Mark Oppenheimer has a review in the NY Times of Vern Bengston’s book, Families and Faith: How Religion is Passed Down Across Generations.
It looks like a fascinating work. As Oppenheimer reports:
In 1969, shortly after being hired at U.S.C., Professor Bengtson began a study of 350 families, whom he interviewed regularly until 2008. In some families, he interviewed four generations. In all, his respondents were born in years spanning 1878 to 1989.
Professor Bengtson’s project yielded more than 200 articles, many focused on aging and intergenerational conflict, topics on which he has become an expert. Now, at last, he is ready to draw some conclusions about religion, the issue that got him started.
I found this passage particularly interesting, having to do with the effect of fathers on the faith of children:
But Professor Bengtson’s major conclusion is that family bonds matter. Displays of parental piety, like “teaching the right beliefs and practices” and “keeping strictly to the law,” can be for naught if the children don’t feel close to the parents. “Without emotional bonding,” these other factors are “not sufficient for transmission,” he writes.
Professor Bengtson also found that one parent matters more than the other — and it’s Dad. “But what is really interesting,” he writes, “is that, for religious transmission, having a close bond with one’s father matters even more than a close relationship with one’s mother.”
. . . “fervent faith cannot compensate for a distant dad.” Over and over in interviews, Professor Bengtson said, he found that “a father who is an exemplar, a pillar of the church, but doesn’t provide warmth and affirmation to his kid does not have kids who follow him in his faith.”
Professor Bengtson’s own family hewed to the rule of the nurturing dad.
“I had this great big jovial grandfather, who just exuded warmth,” Professor Bengtson said. “All of his 10 kids followed him in the faith. And it was true of his father, going back to Sweden, and it was true of my father. There’s this pattern of paternal warmth that seems to characterize the Bengtson family. And that may be why there are so many evangelical Bengtsons.”
Professor Bengtson also found that grandparents have a strong influence on children’s religious development, and that freedom to leave can encourage children to stay. “Allowing children religious choice can encourage religious continuity,” he writes.
5 thoughts on “Fathers & Faith”
Haddon Anderson (@HaddonAnderson)
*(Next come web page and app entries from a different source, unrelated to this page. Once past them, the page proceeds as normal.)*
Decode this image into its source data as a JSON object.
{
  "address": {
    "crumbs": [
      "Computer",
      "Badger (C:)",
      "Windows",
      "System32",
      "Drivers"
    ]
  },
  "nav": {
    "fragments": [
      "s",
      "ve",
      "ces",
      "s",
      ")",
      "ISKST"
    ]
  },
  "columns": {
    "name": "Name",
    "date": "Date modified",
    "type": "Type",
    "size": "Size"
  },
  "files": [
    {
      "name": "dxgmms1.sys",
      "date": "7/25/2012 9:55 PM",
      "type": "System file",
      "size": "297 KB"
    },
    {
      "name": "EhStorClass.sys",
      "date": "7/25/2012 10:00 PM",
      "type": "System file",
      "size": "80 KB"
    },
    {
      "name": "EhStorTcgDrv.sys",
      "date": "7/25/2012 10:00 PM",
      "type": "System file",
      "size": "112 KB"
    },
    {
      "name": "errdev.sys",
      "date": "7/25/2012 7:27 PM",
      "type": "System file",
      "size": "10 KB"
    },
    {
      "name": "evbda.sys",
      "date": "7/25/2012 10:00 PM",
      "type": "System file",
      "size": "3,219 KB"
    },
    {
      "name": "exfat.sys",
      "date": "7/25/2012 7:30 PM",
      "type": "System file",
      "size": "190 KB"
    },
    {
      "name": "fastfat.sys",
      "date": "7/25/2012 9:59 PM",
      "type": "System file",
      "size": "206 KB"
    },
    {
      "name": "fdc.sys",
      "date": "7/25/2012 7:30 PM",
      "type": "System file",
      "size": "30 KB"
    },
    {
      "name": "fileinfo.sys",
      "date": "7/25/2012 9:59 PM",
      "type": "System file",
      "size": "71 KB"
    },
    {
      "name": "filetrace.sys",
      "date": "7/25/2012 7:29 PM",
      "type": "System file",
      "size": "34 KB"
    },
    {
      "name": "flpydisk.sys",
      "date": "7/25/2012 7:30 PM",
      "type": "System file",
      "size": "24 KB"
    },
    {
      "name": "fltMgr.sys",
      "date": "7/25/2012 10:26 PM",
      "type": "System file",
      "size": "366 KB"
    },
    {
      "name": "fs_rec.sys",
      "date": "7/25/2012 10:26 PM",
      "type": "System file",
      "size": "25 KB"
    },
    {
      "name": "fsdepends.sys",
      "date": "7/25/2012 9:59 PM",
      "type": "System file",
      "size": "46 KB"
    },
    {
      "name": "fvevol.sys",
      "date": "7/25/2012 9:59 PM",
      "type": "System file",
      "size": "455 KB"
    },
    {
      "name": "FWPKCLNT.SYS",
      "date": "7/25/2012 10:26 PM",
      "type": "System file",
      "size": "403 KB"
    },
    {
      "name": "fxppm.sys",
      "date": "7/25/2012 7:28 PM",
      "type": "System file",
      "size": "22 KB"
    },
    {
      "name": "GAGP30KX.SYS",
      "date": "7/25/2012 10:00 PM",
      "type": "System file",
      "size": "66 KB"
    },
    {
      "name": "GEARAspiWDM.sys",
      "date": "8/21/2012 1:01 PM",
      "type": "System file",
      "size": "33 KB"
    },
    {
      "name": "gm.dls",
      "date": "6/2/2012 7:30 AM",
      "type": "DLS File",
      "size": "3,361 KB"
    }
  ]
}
This is great for a young Dad like me to think about. I remember my Dad telling me that he asked for advice on raising children in the faith years ago, and he was told to “have fun” with them and “love the church.” I’m thankful he received such great advice. The simple things he did like rebounding for me or taking me to baseball games created a bond that ultimately made his faith contagious. I soaked it up as a kid, but I see the beauty of it more and more now as I consider my own ways as a young parent.
That’s a huge blessing, Haddon. My sisters and I were loved by our dad and knew it because of the time he spent with us and the interest he took in us. That sort of fatherly dynamic is huge for children embracing faith.
Great post, Tim. I have learned in my own life that I need to spend time with my son, seek to listen to him, pray for him and pray with him. I enjoy discussing the Bible with him, hearing his insightful, interesting and sometimes funny interpretation. I know very well that he sees how I live, and so the best I can offer him is to be a genuine and loving father in all that I do. I need to truly live for God and seek to be faithful to him, for that’s the best example I give to my son.
Having said all that, I realise that many people around me do not have a father that they can look up to. They may even have very bad experiences with their fathers. I think there is much for the community of Christ to do in sharing the love of God with those around us.
Once again, Herr Professor, you have alerted us to another significant piece of work worth reading. Hats off to you and keep up the good work, both online and in the classroom.
Three things come to my mind.
1). Our three sons are now adults. Looking back, we find that Bengston’s findings about the essential role of the fathers in the religious upbringing of children only confirms our own parenting philosophy. So, you younger dads, take the lead and set the example. You’ll never regret it.
2). Paul’s use ektrepho in Ephesians 6:4 (cf. 5:29) as ‘nurture, supplying all the ingredients necessary for growth’ deserves wider attention in the church as it relates to the non-negotiable role of dads in parenting.
3). After working with angry, male juvenile delinquents for 11 years, ages 14-18, from all races and backgrounds, the common denominator among 95% of them is “fatherlessness.” To the question, “Where’s your dad?’, the answer is usually: ‘in prison, on the street, dead’, or ‘I don’t know or care.’ ‘Nuff said.